Among the records below, which lines contain the string "shirt"? Report them.

**The records:**
-- -- --
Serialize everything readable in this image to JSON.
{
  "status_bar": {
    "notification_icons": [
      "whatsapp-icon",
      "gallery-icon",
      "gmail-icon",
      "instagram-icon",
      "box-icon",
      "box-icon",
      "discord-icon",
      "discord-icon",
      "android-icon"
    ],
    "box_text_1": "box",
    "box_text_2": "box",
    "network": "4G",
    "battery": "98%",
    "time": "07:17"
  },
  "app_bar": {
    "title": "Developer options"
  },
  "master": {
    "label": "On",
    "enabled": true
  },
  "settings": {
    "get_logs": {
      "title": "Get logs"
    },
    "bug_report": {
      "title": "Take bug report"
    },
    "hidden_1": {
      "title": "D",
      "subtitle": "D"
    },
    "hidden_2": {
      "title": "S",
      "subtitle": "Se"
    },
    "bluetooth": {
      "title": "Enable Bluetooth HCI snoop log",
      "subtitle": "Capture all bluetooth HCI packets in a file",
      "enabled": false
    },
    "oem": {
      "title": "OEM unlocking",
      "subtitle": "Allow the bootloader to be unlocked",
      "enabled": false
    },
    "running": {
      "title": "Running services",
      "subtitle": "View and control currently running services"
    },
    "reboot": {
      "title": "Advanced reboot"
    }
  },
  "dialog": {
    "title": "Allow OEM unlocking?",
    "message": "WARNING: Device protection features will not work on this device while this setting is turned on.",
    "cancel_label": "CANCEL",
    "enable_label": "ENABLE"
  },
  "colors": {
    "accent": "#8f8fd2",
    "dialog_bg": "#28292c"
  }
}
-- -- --
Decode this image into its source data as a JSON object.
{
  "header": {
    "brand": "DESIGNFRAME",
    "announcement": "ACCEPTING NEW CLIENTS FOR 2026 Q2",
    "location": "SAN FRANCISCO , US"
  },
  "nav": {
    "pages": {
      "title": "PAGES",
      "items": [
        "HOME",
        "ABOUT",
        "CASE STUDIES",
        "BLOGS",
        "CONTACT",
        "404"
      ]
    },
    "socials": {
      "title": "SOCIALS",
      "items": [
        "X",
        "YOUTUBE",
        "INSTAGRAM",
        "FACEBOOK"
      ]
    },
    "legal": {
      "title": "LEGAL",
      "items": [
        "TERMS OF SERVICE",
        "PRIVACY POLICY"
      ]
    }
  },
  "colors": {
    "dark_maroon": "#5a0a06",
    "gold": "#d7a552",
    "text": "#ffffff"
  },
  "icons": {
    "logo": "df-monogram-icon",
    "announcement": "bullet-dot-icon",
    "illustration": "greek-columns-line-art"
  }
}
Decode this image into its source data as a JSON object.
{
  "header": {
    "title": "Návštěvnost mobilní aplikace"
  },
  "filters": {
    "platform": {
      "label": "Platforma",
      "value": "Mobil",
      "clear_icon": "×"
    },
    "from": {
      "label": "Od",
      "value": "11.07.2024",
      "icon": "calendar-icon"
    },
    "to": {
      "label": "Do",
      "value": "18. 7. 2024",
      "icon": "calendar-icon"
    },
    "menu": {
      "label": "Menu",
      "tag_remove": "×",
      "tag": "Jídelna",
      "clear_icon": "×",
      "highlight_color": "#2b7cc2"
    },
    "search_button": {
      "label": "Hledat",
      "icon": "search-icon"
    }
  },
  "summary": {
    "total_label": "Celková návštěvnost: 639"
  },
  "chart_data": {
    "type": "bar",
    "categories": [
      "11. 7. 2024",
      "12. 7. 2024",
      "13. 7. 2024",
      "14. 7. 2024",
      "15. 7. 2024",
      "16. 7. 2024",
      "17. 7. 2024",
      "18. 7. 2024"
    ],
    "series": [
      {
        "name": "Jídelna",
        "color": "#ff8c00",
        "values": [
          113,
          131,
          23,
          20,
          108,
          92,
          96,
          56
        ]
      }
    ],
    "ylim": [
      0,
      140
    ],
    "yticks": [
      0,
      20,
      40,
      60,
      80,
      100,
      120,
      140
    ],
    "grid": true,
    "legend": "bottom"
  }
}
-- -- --
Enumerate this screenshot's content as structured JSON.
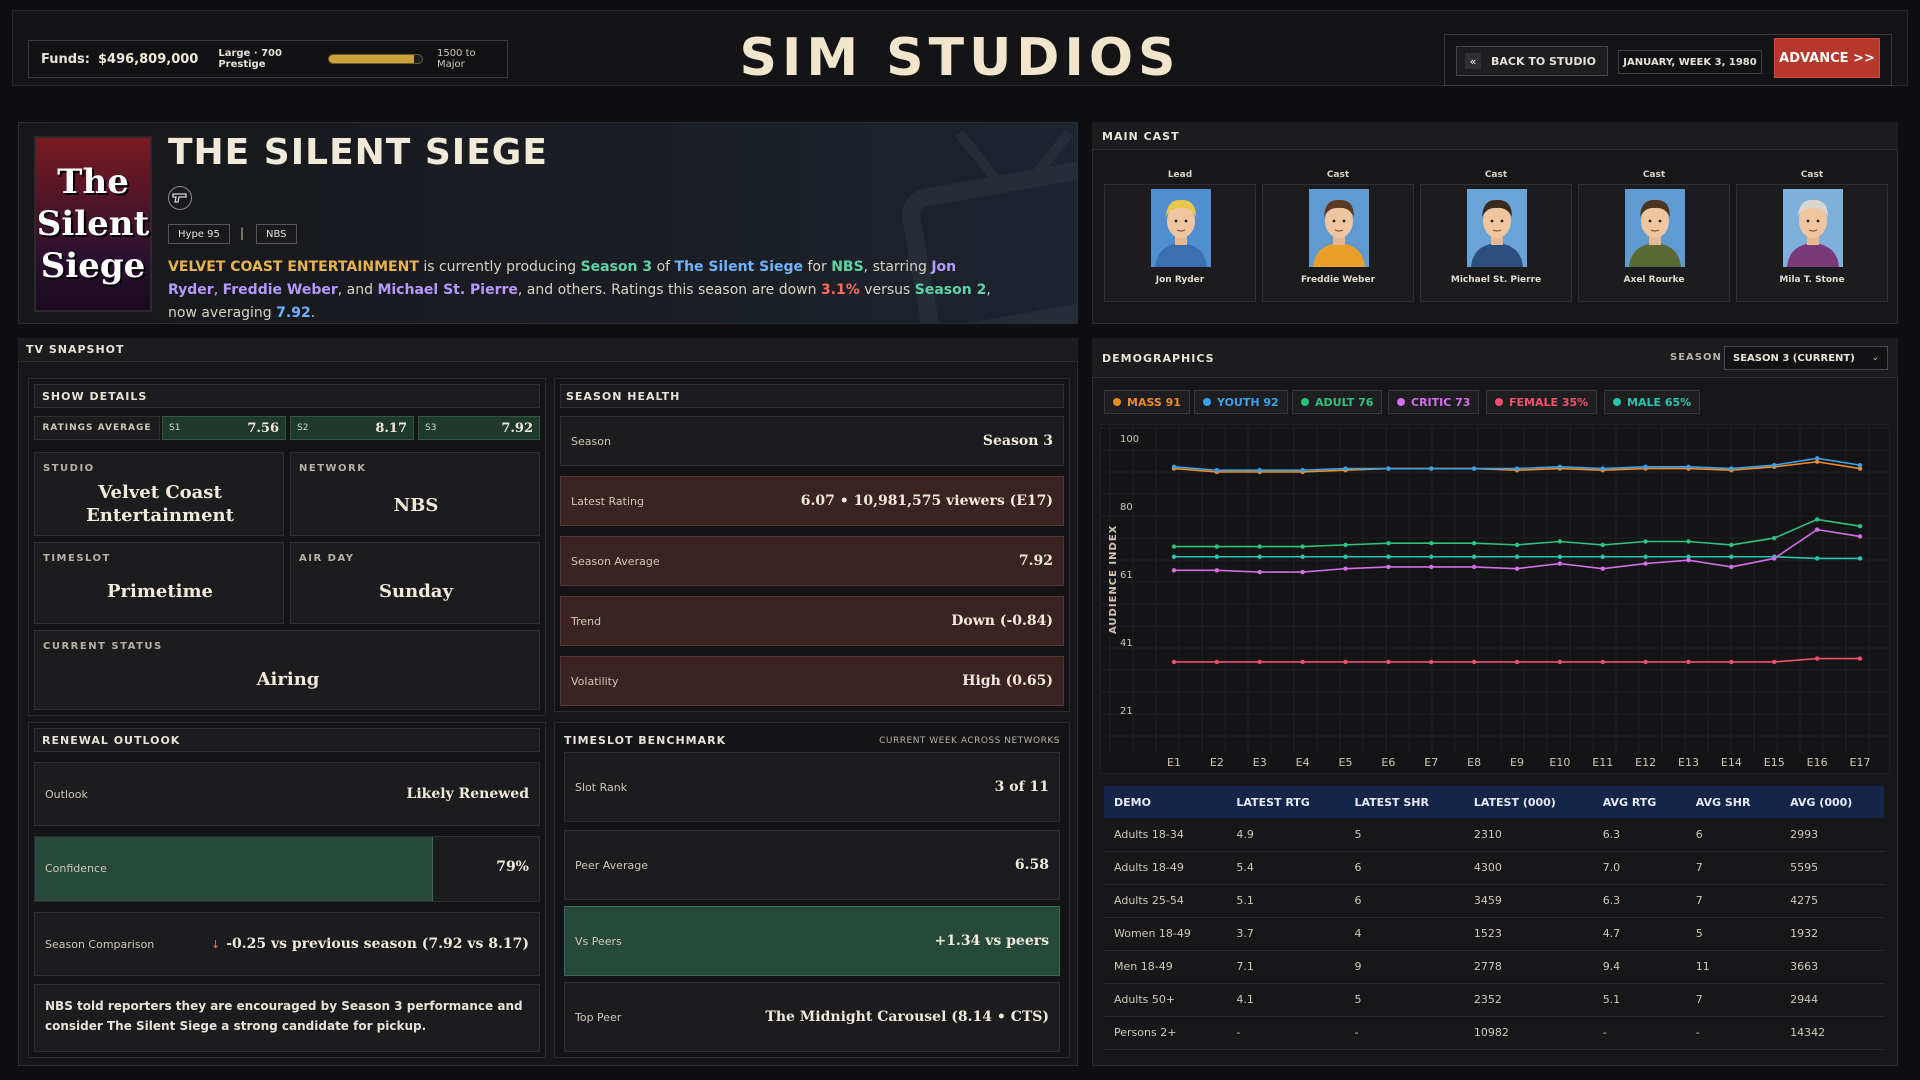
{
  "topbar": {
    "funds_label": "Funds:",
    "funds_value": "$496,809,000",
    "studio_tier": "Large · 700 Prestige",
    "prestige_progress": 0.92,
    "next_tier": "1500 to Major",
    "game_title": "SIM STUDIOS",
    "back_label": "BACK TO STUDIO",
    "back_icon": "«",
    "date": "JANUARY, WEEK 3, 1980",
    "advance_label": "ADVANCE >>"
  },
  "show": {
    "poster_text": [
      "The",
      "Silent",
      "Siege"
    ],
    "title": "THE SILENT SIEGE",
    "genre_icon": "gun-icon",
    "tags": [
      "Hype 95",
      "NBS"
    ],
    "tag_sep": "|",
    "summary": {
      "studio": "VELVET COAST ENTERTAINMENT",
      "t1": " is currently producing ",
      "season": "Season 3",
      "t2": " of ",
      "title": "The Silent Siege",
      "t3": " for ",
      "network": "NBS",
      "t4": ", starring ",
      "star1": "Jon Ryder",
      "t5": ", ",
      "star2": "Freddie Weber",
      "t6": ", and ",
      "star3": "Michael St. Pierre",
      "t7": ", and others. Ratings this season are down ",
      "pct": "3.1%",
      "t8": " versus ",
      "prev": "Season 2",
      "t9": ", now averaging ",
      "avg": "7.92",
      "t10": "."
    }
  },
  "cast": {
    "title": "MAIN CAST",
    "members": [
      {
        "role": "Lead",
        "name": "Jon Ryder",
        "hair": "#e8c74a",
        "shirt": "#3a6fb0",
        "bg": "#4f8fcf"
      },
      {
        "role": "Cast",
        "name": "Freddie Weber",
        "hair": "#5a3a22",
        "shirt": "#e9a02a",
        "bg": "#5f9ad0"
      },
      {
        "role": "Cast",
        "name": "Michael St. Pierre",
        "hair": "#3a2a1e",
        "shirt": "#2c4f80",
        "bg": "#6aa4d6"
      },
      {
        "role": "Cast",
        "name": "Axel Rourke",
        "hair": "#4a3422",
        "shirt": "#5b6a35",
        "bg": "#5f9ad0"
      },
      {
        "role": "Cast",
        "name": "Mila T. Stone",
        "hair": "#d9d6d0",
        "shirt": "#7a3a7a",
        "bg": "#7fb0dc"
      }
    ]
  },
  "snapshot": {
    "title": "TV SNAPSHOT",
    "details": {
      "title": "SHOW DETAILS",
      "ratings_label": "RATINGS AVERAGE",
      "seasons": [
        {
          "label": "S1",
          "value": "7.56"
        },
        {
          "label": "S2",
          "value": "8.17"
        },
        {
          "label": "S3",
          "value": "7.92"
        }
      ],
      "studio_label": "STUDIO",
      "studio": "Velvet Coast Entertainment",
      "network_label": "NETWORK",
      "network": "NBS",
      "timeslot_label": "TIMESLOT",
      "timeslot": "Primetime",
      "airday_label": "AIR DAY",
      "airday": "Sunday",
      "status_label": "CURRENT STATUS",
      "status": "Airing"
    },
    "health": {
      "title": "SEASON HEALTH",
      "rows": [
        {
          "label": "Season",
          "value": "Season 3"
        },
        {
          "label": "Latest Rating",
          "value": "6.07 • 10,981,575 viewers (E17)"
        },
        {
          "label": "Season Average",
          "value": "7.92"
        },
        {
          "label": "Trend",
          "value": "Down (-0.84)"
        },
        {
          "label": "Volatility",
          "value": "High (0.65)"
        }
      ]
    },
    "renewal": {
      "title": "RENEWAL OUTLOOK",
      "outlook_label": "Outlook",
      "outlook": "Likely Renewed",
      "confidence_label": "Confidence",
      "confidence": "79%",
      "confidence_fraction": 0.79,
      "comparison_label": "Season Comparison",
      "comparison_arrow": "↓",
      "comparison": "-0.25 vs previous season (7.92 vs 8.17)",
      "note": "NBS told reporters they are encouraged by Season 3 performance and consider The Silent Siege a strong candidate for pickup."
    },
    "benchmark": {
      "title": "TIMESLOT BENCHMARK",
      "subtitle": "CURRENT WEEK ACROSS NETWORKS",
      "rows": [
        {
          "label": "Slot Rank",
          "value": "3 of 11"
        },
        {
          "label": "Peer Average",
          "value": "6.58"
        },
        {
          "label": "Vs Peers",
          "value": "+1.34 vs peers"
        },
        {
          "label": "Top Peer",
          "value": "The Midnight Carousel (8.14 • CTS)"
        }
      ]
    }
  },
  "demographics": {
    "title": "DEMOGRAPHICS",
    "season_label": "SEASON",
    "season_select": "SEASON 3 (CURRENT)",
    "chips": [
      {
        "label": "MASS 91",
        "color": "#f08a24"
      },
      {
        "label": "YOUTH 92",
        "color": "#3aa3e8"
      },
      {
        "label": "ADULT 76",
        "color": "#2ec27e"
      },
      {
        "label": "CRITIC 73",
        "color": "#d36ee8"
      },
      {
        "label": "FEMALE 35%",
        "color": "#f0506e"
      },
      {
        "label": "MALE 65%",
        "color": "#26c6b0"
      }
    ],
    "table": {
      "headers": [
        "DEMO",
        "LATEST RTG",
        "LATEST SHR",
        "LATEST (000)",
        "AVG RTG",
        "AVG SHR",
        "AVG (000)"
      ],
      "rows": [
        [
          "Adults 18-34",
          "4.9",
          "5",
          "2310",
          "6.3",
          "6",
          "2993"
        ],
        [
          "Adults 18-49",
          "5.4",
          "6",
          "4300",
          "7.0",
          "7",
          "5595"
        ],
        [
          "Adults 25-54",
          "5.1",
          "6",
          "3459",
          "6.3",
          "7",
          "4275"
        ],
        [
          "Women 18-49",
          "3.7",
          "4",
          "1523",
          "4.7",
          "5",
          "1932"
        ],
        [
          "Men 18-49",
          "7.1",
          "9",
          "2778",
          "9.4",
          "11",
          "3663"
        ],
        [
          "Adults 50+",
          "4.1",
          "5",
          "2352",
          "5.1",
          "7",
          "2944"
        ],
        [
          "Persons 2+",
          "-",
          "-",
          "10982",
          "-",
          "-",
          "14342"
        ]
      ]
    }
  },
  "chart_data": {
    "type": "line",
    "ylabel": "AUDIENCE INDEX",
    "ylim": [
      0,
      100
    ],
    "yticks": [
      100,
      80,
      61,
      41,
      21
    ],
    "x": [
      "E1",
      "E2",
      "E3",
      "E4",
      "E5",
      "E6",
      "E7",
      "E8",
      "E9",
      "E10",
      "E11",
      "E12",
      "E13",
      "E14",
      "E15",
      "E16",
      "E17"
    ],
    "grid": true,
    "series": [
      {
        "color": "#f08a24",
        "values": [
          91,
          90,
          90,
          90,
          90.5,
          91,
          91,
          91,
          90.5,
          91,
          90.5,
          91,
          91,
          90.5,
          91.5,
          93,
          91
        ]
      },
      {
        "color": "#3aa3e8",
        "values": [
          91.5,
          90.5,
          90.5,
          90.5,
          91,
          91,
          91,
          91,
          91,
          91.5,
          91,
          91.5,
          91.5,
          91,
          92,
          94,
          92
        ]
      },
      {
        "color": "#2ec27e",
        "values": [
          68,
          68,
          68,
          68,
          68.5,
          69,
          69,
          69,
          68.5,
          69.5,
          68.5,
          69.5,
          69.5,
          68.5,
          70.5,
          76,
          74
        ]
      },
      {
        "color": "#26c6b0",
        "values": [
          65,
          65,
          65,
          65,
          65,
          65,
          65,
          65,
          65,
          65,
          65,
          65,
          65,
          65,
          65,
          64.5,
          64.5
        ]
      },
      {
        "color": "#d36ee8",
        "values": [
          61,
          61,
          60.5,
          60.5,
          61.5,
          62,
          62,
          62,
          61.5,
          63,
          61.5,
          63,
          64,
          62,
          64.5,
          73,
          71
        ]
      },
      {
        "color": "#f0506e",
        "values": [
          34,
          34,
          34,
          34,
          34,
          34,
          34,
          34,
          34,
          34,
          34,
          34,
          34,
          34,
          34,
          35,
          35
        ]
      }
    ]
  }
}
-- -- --
**Exercise answer:**
        "shirt": "#3a6fb0",
        "shirt": "#e9a02a",
        "shirt": "#2c4f80",
        "shirt": "#5b6a35",
        "shirt": "#7a3a7a",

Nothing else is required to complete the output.